“I think that showed him it was fun getting back with the guys and helping the team win, contributing,” Bowness said. “That all plays into his attitude now.”

Nichol relented, saying coming back last season, even if only for three games, was important for Seguin mentally.

“Hindsight is a wonderful thing,” Nichol said.


Seguin has changed his warmup routine to get himself ready to play this season.

He’s doesn’t play in the pregame soccer games, instead spending 45 minutes getting his heart rate up and blood flowing through his lower body so his muscles, especially his rebuilt quad in his right leg, can be firing in time for the opening face-off.

“It’s a whole different routine as far as movement,” Seguin said. “I have all different types of stretching. I do this thing called BFR, which is blood-flow restriction. So, I’ll do a mini workout with that, which is basically a massive band around my leg stopping the blood.
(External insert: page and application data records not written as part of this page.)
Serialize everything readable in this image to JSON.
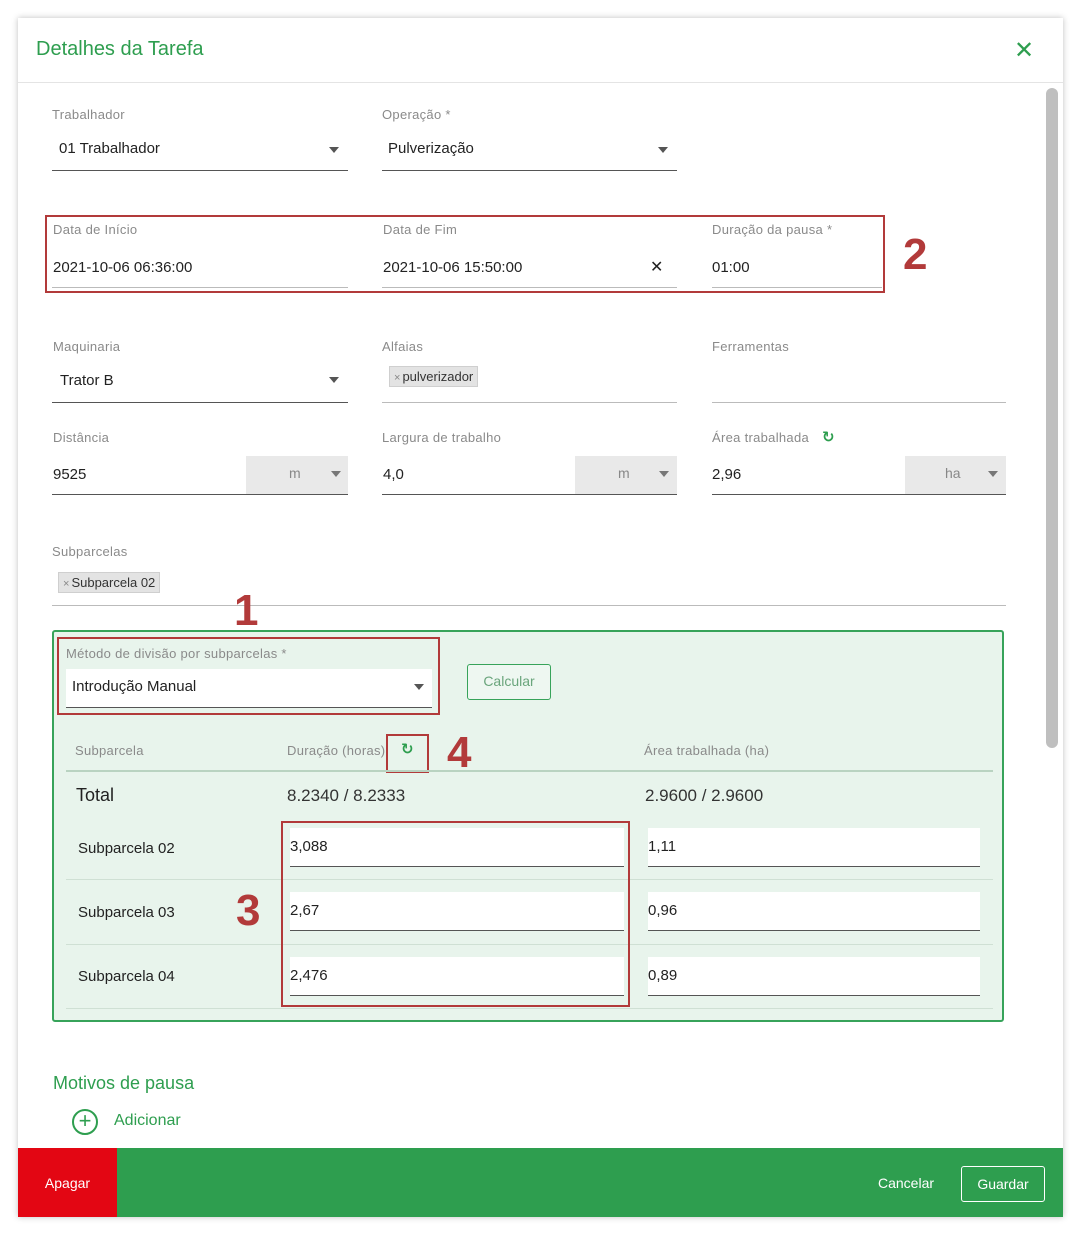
{
  "dialog": {
    "title": "Detalhes da Tarefa"
  },
  "fields": {
    "worker": {
      "label": "Trabalhador",
      "value": "01 Trabalhador"
    },
    "operation": {
      "label": "Operação *",
      "value": "Pulverização"
    },
    "start_date": {
      "label": "Data de Início",
      "value": "2021-10-06 06:36:00"
    },
    "end_date": {
      "label": "Data de Fim",
      "value": "2021-10-06 15:50:00"
    },
    "pause_duration": {
      "label": "Duração da pausa *",
      "value": "01:00"
    },
    "machinery": {
      "label": "Maquinaria",
      "value": "Trator B"
    },
    "implements": {
      "label": "Alfaias",
      "chips": [
        "pulverizador"
      ]
    },
    "tools": {
      "label": "Ferramentas",
      "value": ""
    },
    "distance": {
      "label": "Distância",
      "value": "9525",
      "unit": "m"
    },
    "work_width": {
      "label": "Largura de trabalho",
      "value": "4,0",
      "unit": "m"
    },
    "worked_area": {
      "label": "Área trabalhada",
      "value": "2,96",
      "unit": "ha"
    },
    "subplots": {
      "label": "Subparcelas",
      "chips": [
        "Subparcela 02"
      ]
    }
  },
  "division": {
    "method_label": "Método de divisão por subparcelas *",
    "method_value": "Introdução Manual",
    "calculate_label": "Calcular",
    "columns": {
      "subplot": "Subparcela",
      "duration": "Duração (horas)",
      "area": "Área trabalhada (ha)"
    },
    "total": {
      "label": "Total",
      "duration": "8.2340 / 8.2333",
      "area": "2.9600 / 2.9600"
    },
    "rows": [
      {
        "name": "Subparcela 02",
        "duration": "3,088",
        "area": "1,11"
      },
      {
        "name": "Subparcela 03",
        "duration": "2,67",
        "area": "0,96"
      },
      {
        "name": "Subparcela 04",
        "duration": "2,476",
        "area": "0,89"
      }
    ]
  },
  "pause_reasons": {
    "title": "Motivos de pausa",
    "add_label": "Adicionar"
  },
  "footer": {
    "delete_label": "Apagar",
    "cancel_label": "Cancelar",
    "save_label": "Guardar"
  },
  "annotations": {
    "one": "1",
    "two": "2",
    "three": "3",
    "four": "4"
  },
  "colors": {
    "accent": "#2e9e4f",
    "danger": "#e30613",
    "annotation": "#b23a3a",
    "panel_bg": "#e8f4ec"
  }
}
Once I’ve done that workout it all releases and really helps activate my knee and my hip and my whole quad.”

Seguin, who has not scored a point in three games this season, turns 30 on Jan. 31. He jokes that he’s starting the back nine of his career.

“I want to play as long as I can,” he said.

It’s a small miracle he’s playing at all.

“I’m as healthy as I can be at this point in my career,” Seguin said. “It’s exciting.”